The Helena Public Schools Board of Trustees sent a policy allowing the use of drug dogs for random drug sweeps back to a committee for the third time after debating its efficacy and potential legal risks.
A debate on whether random searches would remain legal in the state was sparked after a Ravalli County judge threw out a case last year. During a random search at Florence Carlton in December 2015, a drug dog alerted to a student’s car. The student consented to a vehicle search that revealed approximately five grams of marijuana and two pipes.
Although precedent from the U.S. Supreme Court says students have a reduced expectation of privacy when they’re at school, Ravalli County Judge James Haynes said schools need to have information that a particular student is in possession of drugs or the school has to have a significant drug problem to warrant a search. Haynes ruled the school did not have sufficient evidence to believe either was true.
The attorney general’s office originally appealed the ruling, but withdrew it voluntarily. Instead, the office issued an advisory letter to Elizabeth Kaleva, an attorney representing several area school districts, saying every high school could have a significant drug problem. The letter cites a 2012 survey by the National Center of Addiction and Substance Abuse that says 44 percent of students know someone who sold drugs at their school.
The Helena school board has already debated the policy two times, but mostly agreed to continue conducting random canine searches. The policy was slated to be approved on Tuesday, but was sent back for a third time to change some of the verbiage.
"I really respect the ability of our administrators to say it’s an important tool, but we don’t have data to support that.

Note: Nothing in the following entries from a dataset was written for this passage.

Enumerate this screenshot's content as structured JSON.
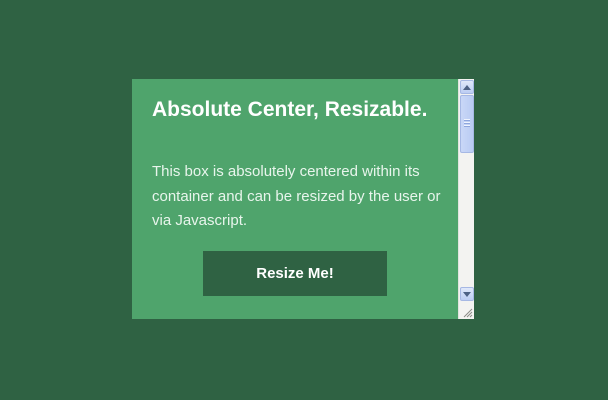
{
  "box": {
    "title": "Absolute Center, Resizable.",
    "description": "This box is absolutely centered within its container and can be resized by the user or via Javascript.",
    "button_label": "Resize Me!"
  },
  "scrollbar": {
    "up_icon": "arrow-up-icon",
    "down_icon": "arrow-down-icon",
    "position": 0.0
  },
  "icons": {
    "resize_grip": "resize-grip-icon"
  },
  "colors": {
    "page_background": "#2f6243",
    "box_background": "#4fa46c",
    "button_background": "#2f6243",
    "text": "#ffffff"
  }
}
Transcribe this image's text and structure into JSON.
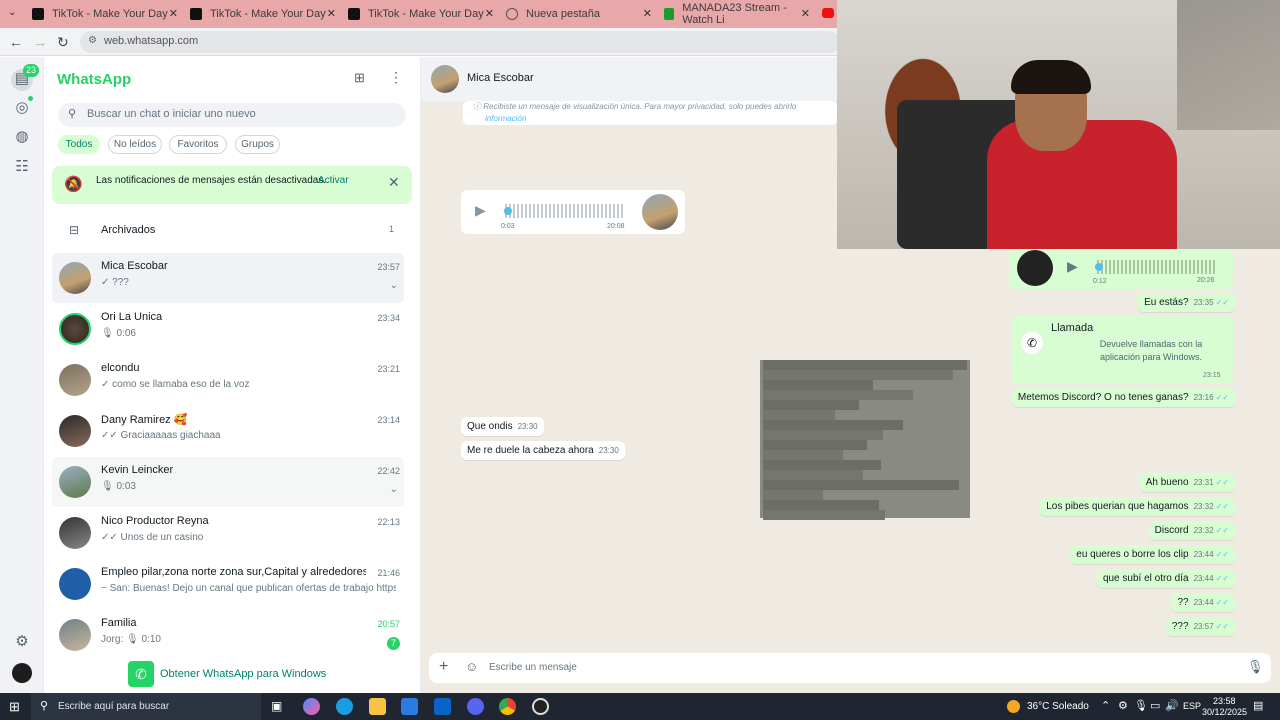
{
  "browser": {
    "tabs": [
      {
        "title": "TikTok - Make Your Day"
      },
      {
        "title": "TikTok - Make Your Day"
      },
      {
        "title": "TikTok - Make Your Day"
      },
      {
        "title": "Nueva pestaña"
      },
      {
        "title": "MANADA23 Stream - Watch Li"
      }
    ],
    "url": "web.whatsapp.com"
  },
  "rail": {
    "chats_badge": "23"
  },
  "sidebar": {
    "app_title": "WhatsApp",
    "search_placeholder": "Buscar un chat o iniciar uno nuevo",
    "filters": [
      "Todos",
      "No leídos",
      "Favoritos",
      "Grupos"
    ],
    "notification": {
      "text": "Las notificaciones de mensajes están desactivadas.",
      "action": "Activar"
    },
    "archived": {
      "label": "Archivados",
      "count": "1"
    },
    "chats": [
      {
        "name": "Mica Escobar",
        "preview": "✓ ???",
        "time": "23:57"
      },
      {
        "name": "Ori La Unica",
        "preview": "🎙 0:06",
        "time": "23:34"
      },
      {
        "name": "elcondu",
        "preview": "✓ como se llamaba eso de la voz",
        "time": "23:21"
      },
      {
        "name": "Dany Ramirez 🥰",
        "preview": "✓✓ Graciaaaaas giachaaa",
        "time": "23:14"
      },
      {
        "name": "Kevin Leincker",
        "preview": "🎙 0:03",
        "time": "22:42"
      },
      {
        "name": "Nico Productor Reyna",
        "preview": "✓✓ Unos de un casino",
        "time": "22:13"
      },
      {
        "name": "Empleo pilar,zona norte zona sur,Capital y alrededores ...",
        "preview": "~ San: Buenas! Dejo un canal que publican ofertas de trabajo https://...",
        "time": "21:46"
      },
      {
        "name": "Familia",
        "preview": "Jorg: 🎙 0:10",
        "time": "20:57",
        "unread": "7"
      }
    ],
    "get_app": "Obtener WhatsApp para Windows"
  },
  "conversation": {
    "contact": "Mica Escobar",
    "view_once_notice": "Recibiste un mensaje de visualización única. Para mayor privacidad, solo puedes abrirlo",
    "view_once_link": "información",
    "voice_in": {
      "current": "0:03",
      "duration": "20:08"
    },
    "voice_out": {
      "duration": "0:12",
      "time": "20:26"
    },
    "messages_in": [
      {
        "text": "Que ondis",
        "time": "23:30"
      },
      {
        "text": "Me re duele la cabeza ahora",
        "time": "23:30"
      }
    ],
    "call_card": {
      "title": "Llamada",
      "body": "Devuelve llamadas con la aplicación para Windows.",
      "time": "23:15"
    },
    "messages_out": [
      {
        "text": "Eu estás?",
        "time": "23:35"
      },
      {
        "text": "Metemos Discord? O no tenes ganas?",
        "time": "23:16"
      },
      {
        "text": "Ah bueno",
        "time": "23:31"
      },
      {
        "text": "Los pibes querian que hagamos",
        "time": "23:32"
      },
      {
        "text": "Discord",
        "time": "23:32"
      },
      {
        "text": "eu queres o borre los clip",
        "time": "23:44"
      },
      {
        "text": "que subí el otro día",
        "time": "23:44"
      },
      {
        "text": "??",
        "time": "23:44"
      },
      {
        "text": "???",
        "time": "23:57"
      }
    ],
    "composer_placeholder": "Escribe un mensaje"
  },
  "taskbar": {
    "search_placeholder": "Escribe aquí para buscar",
    "weather": "36°C Soleado",
    "language": "ESP",
    "time": "23:58",
    "date": "30/12/2025"
  },
  "colors": {
    "whatsapp_green": "#25d366",
    "tab_strip": "#e8a7a8",
    "outgoing_bubble": "#d9fdd3",
    "chat_background": "#efeae2"
  }
}
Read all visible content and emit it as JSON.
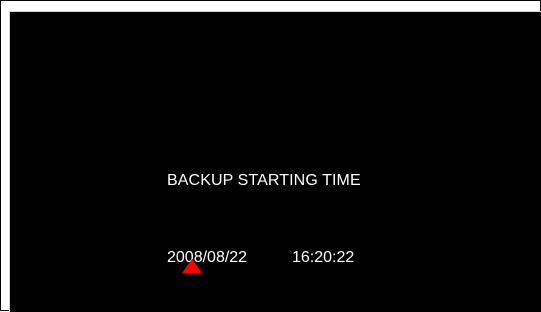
{
  "screen": {
    "heading": "BACKUP STARTING TIME",
    "date_value": "2008/08/22",
    "time_value": "16:20:22",
    "cursor_icon": "red-triangle-cursor",
    "colors": {
      "background": "#000000",
      "text": "#ffffff",
      "cursor": "#ff0000"
    }
  }
}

It seems like it’s kind of in this legal limbo," board member Luke Muszkiewicz said.
“It seems when something is used as a deterrent, it’s a hard thing to prove the efficacy of a deterrent,” he added.
In a recent interview with the Independent Record, assistant superintendent Greg Upham said use of marijuana had at least doubled since medical marijuana was first legalized in 2004.
But data shows that students in Lewis and Clark County are less likely to use alcohol or marijuana in 2017 than they were in 2001. The Youth Risk Behavior Survey, which is self-reported by students, said 83 percent of students had tried alcohol in 2001, compared to 67 percent in 2017. In 2001, 41 percent of students had tried marijuana and 39 percent had tried it in 2017.
Muszkiewicz acknowledged that bad behaviors tend to be under-reported, but said the data is still good in terms of showing trends.
“We’re kind of basing it on the legitimacy of the AG report that cites a survey from 2012 that isn’t specific at all to Lewis and Clark County or even Montana,” he said. “I just wonder if it’s worth doing.”
Board member Jeff Hindoien, an attorney, said the Montana Constitution in some cases awards more privacy to citizens than the U.S. Constitution. He said the policy could subject the district to a lawsuit at some point.
“It still could potentially expose the school district to a claim that students’ rights were violated,” he said. “It’s ultimately like a lot of other policies where the legal landscape isn’t clear and we have to make a decision.”
The board will consider canine searches for a third time on Sept. 1.